Juneteenth marked victory over chattel slave system

By Brian Williams
July 12, 2021

Actions around the country celebrated Juneteenth, which only became a federal holiday two days earlier. June 19 marks an important milestone in the Second American Revolution, which abolished slavery and led to the strengthening of the working class with millions of freed Blacks.

After the Civil War ended in the summer of 1865, Union General Gordon Granger and his troops traveled to Galveston, Texas, and on June 19, 1865, he issued General Order No. 3.

It said: “The people are informed that, accordance with a proclamation from the Executive of the United States, all slaves are free. This involves an absolute equality of personal rights and rights of property, between former masters and slaves, and the connection heretofore existing between them, becomes that between employer and hired labor. The Freedmen are advised to remain at their present homes, and work for wages. They are informed that they will not be allowed to collect at military posts; and that they will not be supported in idleness either there or elsewhere.”

There were still 250,000 people enslaved in Texas, the last state of the Confederacy. This was over two years after President Abraham Lincoln had issued the Emancipation Proclamation. Not until December 1865 was the 13th Amendment to the U.S. Constitution ratified, which abolished slavery throughout the entire country.

Granger’s order recognized the new class relations established by these revolutionary measures — with capitalist “free-labor” replacing the slave system. This helped lead to a rapid expansion of capitalist production across the country and consequently of struggles waged by working people.

After the end of the war, Radical Reconstruction was adopted, led by the most resolute opponents of slavery. This deepened the changes made possible by the overthrow of chattel slavery. With the passage of the 14th Amendment in 1868 freed slaves won U.S. citizenship. African Americans won the right to vote when the 15th Amendment was ratified in 1870.

The former slaves sought to advance their rights and demanded their own land and tools to farm, forging alliances with exploited farmers and other toilers in the South who were white. Their slogan was 40 acres and a mule. Small farmers and propertyless rural working people made up the big majority of the population in all the former Confederate states. In five states Blacks were a majority.

By 1867 Radical Reconstruction regimes, many led by Blacks, had been set up throughout the South, backed by the power of the Union army. These governments fought for implementation of Black rights and immediate and democratic demands in the interests of all working people. This included the first free public schools in the South, public hospitals and medical care for the poor, barring of racial discrimination, and expansion of a woman’s right to obtain a divorce.

The capitalist rulers, fearing this growing class alliance, withdrew Union troops from the South in 1877, accelerating a reign of terror by the Ku Klux Klan and other racist gangs. This bloody defeat of Radical Reconstruction, leading over decades of battle to the imposition of Jim Crow segregation, was the worst setback not only for Blacks but also for the entire working class.
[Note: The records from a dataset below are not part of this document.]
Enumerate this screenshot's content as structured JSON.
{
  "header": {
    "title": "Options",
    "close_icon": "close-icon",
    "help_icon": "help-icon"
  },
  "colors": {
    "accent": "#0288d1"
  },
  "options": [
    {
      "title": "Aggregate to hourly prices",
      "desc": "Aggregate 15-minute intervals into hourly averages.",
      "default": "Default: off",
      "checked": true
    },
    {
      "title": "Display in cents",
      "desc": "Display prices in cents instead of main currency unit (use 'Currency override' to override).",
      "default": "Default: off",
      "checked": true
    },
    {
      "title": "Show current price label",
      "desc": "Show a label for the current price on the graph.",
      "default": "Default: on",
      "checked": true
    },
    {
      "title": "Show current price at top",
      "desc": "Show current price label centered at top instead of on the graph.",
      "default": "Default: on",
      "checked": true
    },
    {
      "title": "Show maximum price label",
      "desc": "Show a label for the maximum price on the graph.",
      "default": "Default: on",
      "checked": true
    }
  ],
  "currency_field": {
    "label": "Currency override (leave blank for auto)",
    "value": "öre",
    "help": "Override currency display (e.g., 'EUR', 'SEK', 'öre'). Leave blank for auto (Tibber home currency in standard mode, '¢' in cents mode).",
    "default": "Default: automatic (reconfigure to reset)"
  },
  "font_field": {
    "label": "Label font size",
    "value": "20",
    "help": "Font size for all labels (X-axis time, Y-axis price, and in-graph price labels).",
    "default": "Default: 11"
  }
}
Railroad strikes in 1877

A huge strike wave erupted that same year leading many workers to become more aware of their common interests as a class. Railroad workers walked out in response to wage cuts by the bosses in the midst of a prolonged economic depression. The entire U.S. rail system was rapidly shut down, and large numbers of workers in other industries went on strike in solidarity.

Commenting on the importance of this “Great Strike,” Karl Marx, in a July 25, 1877, letter to Frederick Engels, wrote: “What do you think of the workers in the United States? This first eruption against the oligarchy of associated capital which has arisen since the Civil War will of course be put down, but it could quite well form the starting point for the establishment of a serious labour party in the United States.”

Marx explained the decision of the capitalist rulers to withdraw Union troops “will turn the Negroes into allies of the workers, and the large expropriations of land (especially fertile land) in favour of railway, mining, etc., companies will convert the farmers of the West, who are already very disenchanted, into allies of the workers.”

However, the growing economic and political strength of a rising capitalist class and lack of class struggle experience and leadership of the working class meant this didn’t occur. “Nonetheless, Marx could not have been more correct,” wrote Jack Barnes, national secretary of the Socialist Workers Party, in Malcolm X, Black Liberation, and the Road to Workers Power, “about the alliance of social forces that would have to be at the center of a successful revolution in the United States — the working class, toilers who are Black, and exploited farmers.”

These are some of the monumental consequences of the overthrow of the slave system in the U.S. that is marked by Juneteenth.